SUPPLIED DATA:
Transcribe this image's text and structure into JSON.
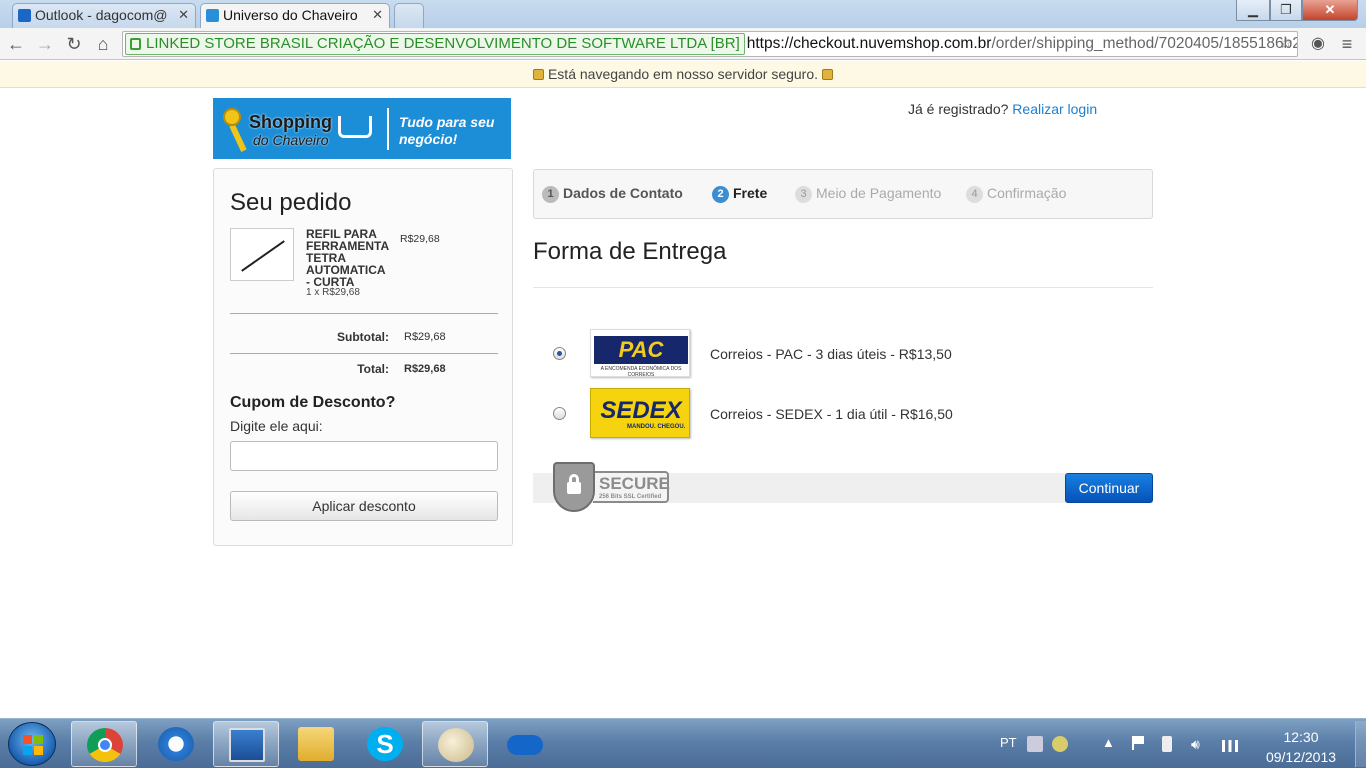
{
  "browser": {
    "tabs": [
      {
        "title": "Outlook - dagocom@",
        "active": false
      },
      {
        "title": "Universo do Chaveiro",
        "active": true
      }
    ],
    "window_buttons": {
      "minimize": "▁",
      "restore": "❐",
      "close": "✕"
    },
    "ev_cert": "LINKED STORE BRASIL CRIAÇÃO E DESENVOLVIMENTO DE SOFTWARE LTDA [BR]",
    "url_scheme_host": "https://checkout.nuvemshop.com.br",
    "url_path": "/order/shipping_method/7020405/1855186b2",
    "secure_notice": "Está navegando em nosso servidor seguro."
  },
  "header": {
    "logo": {
      "line1": "Shopping",
      "line2": "do Chaveiro",
      "tagline1": "Tudo para seu",
      "tagline2": "negócio!"
    },
    "login_prompt": "Já é registrado?",
    "login_link": "Realizar login"
  },
  "order": {
    "title": "Seu pedido",
    "item": {
      "name": "REFIL PARA FERRAMENTA TETRA AUTOMATICA - CURTA",
      "qty_line": "1 x R$29,68",
      "price": "R$29,68"
    },
    "subtotal_label": "Subtotal:",
    "subtotal_value": "R$29,68",
    "total_label": "Total:",
    "total_value": "R$29,68",
    "coupon_title": "Cupom de Desconto?",
    "coupon_label": "Digite ele aqui:",
    "coupon_value": "",
    "coupon_button": "Aplicar desconto"
  },
  "steps": [
    {
      "num": "1",
      "label": "Dados de Contato",
      "state": "done"
    },
    {
      "num": "2",
      "label": "Frete",
      "state": "current"
    },
    {
      "num": "3",
      "label": "Meio de Pagamento",
      "state": "disabled"
    },
    {
      "num": "4",
      "label": "Confirmação",
      "state": "disabled"
    }
  ],
  "shipping": {
    "title": "Forma de Entrega",
    "options": [
      {
        "logo_text": "PAC",
        "logo_sub": "A ENCOMENDA ECONÔMICA DOS CORREIOS",
        "label": "Correios - PAC - 3 dias úteis - R$13,50",
        "selected": true
      },
      {
        "logo_text": "SEDEX",
        "logo_sub": "MANDOU. CHEGOU.",
        "label": "Correios - SEDEX - 1 dia útil - R$16,50",
        "selected": false
      }
    ],
    "secure_badge": {
      "title": "SECURE",
      "subtitle": "256 Bits SSL Certified"
    },
    "continue_button": "Continuar"
  },
  "taskbar": {
    "language": "PT",
    "time": "12:30",
    "date": "09/12/2013",
    "apps": [
      "chrome-icon",
      "internet-explorer-icon",
      "remote-desktop-icon",
      "windows-explorer-icon",
      "skype-icon",
      "paint-icon",
      "skydrive-icon"
    ]
  }
}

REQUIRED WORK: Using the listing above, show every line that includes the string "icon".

ANSWER SECTION:
      "chrome-icon",
      "internet-explorer-icon",
      "remote-desktop-icon",
      "windows-explorer-icon",
      "skype-icon",
      "paint-icon",
      "skydrive-icon"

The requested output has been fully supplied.